----- Dataset extract -----
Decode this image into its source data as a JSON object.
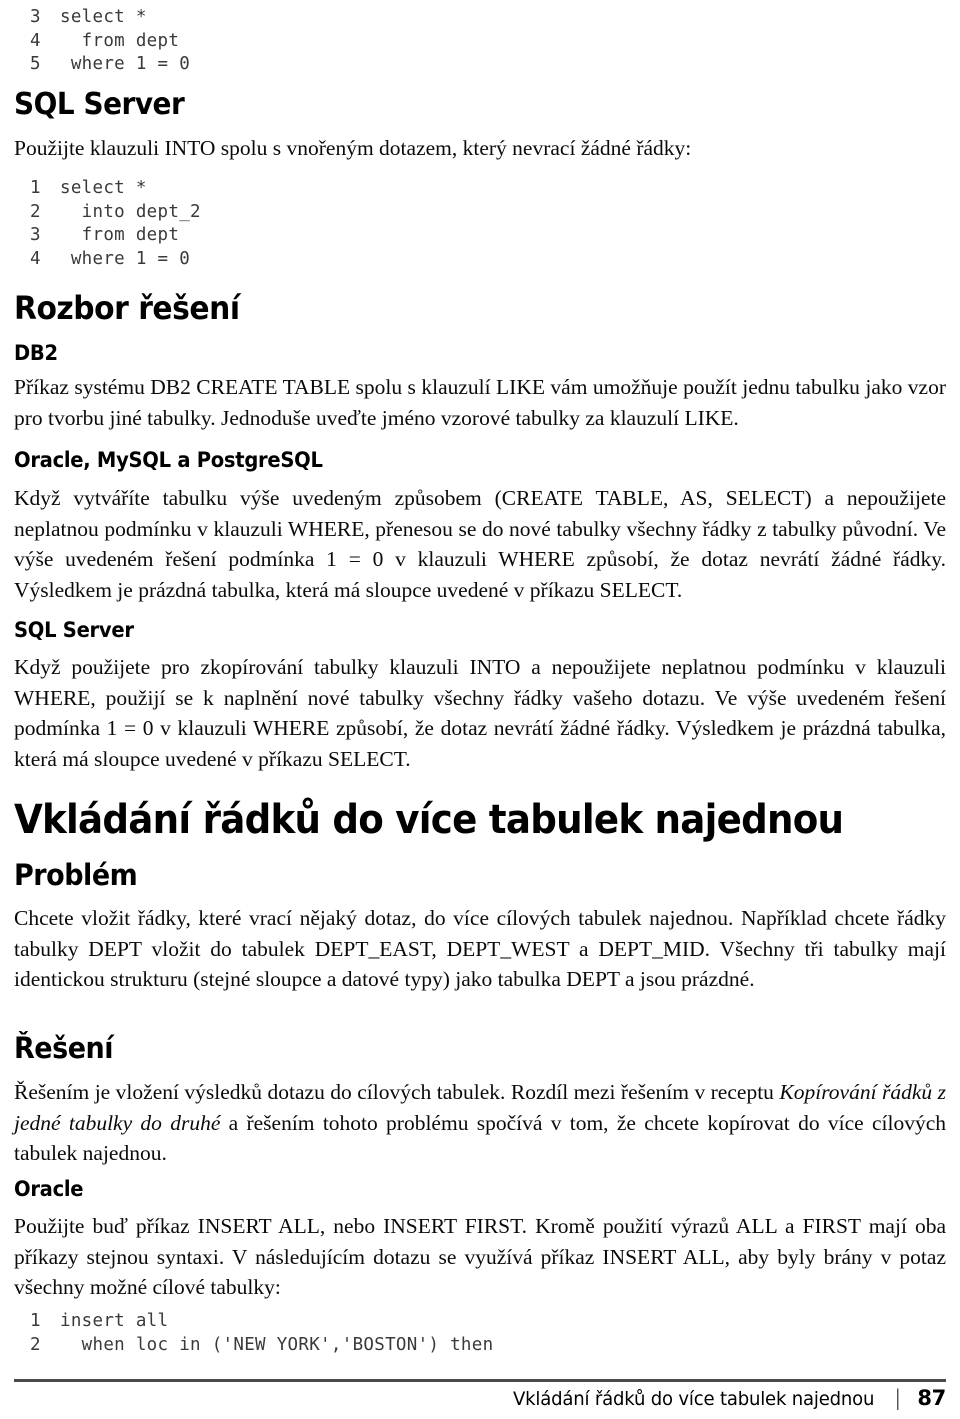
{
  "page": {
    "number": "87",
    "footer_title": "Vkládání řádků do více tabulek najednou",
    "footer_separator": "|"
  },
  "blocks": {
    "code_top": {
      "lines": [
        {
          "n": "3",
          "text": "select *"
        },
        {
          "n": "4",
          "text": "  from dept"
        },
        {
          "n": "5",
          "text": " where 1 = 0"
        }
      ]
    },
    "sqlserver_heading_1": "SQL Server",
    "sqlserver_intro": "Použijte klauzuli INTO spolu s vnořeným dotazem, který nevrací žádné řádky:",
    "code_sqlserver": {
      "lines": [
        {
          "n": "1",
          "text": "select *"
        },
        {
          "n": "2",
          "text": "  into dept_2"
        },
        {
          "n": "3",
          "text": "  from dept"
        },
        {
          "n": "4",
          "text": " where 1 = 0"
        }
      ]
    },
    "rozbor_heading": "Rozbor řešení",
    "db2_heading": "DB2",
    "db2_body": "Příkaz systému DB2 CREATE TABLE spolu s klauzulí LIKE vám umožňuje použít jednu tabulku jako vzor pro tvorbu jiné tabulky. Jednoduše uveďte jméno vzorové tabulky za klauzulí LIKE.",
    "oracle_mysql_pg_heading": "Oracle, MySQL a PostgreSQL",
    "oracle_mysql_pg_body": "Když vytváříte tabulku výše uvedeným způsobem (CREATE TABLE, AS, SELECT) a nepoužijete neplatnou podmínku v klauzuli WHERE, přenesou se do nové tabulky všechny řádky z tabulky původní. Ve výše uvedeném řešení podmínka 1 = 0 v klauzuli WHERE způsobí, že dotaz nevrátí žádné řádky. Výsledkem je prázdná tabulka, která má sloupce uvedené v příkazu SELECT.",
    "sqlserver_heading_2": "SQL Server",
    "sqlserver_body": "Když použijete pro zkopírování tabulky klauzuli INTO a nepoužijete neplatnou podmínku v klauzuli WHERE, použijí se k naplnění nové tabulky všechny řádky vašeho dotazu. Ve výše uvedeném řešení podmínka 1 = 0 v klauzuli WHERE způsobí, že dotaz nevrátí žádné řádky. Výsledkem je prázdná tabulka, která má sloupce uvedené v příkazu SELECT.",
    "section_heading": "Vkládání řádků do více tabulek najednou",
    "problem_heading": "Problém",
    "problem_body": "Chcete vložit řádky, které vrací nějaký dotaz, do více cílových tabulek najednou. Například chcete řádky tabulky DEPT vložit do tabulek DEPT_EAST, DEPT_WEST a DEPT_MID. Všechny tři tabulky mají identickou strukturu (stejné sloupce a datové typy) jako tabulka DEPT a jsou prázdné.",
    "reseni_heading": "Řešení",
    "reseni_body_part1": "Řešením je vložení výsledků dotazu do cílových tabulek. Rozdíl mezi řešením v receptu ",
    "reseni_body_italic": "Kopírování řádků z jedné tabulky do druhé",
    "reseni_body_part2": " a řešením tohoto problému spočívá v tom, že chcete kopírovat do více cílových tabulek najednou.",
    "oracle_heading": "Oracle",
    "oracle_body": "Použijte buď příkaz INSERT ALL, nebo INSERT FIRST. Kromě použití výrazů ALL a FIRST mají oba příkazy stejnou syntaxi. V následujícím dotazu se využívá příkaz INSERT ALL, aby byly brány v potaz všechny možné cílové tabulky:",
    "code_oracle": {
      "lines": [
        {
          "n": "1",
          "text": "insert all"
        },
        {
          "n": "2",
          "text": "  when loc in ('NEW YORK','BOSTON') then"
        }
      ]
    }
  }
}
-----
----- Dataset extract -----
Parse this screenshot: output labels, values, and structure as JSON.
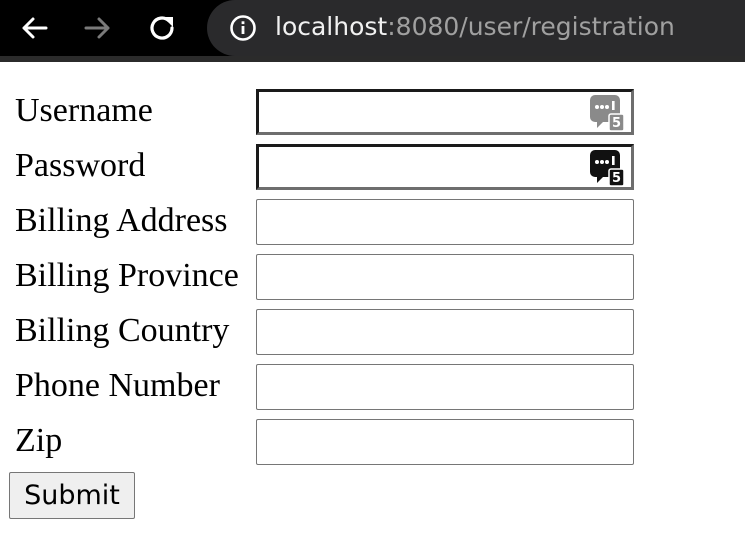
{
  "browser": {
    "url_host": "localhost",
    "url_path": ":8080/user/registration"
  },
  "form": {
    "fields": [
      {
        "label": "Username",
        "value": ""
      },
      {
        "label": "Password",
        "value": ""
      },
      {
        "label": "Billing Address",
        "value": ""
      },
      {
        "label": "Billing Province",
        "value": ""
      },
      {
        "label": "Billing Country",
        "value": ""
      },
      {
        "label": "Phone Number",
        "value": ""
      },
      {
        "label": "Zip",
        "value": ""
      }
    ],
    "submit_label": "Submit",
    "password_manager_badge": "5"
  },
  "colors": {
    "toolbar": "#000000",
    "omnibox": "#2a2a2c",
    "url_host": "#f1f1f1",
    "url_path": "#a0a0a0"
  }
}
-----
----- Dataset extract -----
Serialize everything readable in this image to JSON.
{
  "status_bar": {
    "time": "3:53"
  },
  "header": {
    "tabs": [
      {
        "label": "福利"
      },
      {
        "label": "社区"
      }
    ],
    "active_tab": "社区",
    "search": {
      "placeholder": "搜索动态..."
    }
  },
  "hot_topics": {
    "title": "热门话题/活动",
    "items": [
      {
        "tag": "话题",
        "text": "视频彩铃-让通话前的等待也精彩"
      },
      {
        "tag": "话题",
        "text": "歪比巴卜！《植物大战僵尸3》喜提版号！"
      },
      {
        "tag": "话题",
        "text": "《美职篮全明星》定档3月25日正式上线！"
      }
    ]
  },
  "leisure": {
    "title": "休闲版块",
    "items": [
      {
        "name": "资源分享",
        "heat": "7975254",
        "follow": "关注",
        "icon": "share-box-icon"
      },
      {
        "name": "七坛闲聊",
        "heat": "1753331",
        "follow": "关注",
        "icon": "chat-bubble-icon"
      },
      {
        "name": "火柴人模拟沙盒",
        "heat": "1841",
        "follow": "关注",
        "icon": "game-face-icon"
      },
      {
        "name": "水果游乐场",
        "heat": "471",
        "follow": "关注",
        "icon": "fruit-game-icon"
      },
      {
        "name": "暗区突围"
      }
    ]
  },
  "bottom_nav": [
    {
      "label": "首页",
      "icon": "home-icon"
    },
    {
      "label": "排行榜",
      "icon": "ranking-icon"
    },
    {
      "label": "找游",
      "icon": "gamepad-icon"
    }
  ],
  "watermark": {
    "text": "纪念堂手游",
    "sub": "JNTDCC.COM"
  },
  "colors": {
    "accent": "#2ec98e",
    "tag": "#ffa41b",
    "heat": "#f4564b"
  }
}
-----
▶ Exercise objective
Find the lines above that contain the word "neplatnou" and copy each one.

▶ Response box
    "oracle_mysql_pg_body": "Když vytváříte tabulku výše uvedeným způsobem (CREATE TABLE, AS, SELECT) a nepoužijete neplatnou podmínku v klauzuli WHERE, přenesou se do nové tabulky všechny řádky z tabulky původní. Ve výše uvedeném řešení podmínka 1 = 0 v klauzuli WHERE způsobí, že dotaz nevrátí žádné řádky. Výsledkem je prázdná tabulka, která má sloupce uvedené v příkazu SELECT.",
    "sqlserver_body": "Když použijete pro zkopírování tabulky klauzuli INTO a nepoužijete neplatnou podmínku v klauzuli WHERE, použijí se k naplnění nové tabulky všechny řádky vašeho dotazu. Ve výše uvedeném řešení podmínka 1 = 0 v klauzuli WHERE způsobí, že dotaz nevrátí žádné řádky. Výsledkem je prázdná tabulka, která má sloupce uvedené v příkazu SELECT.",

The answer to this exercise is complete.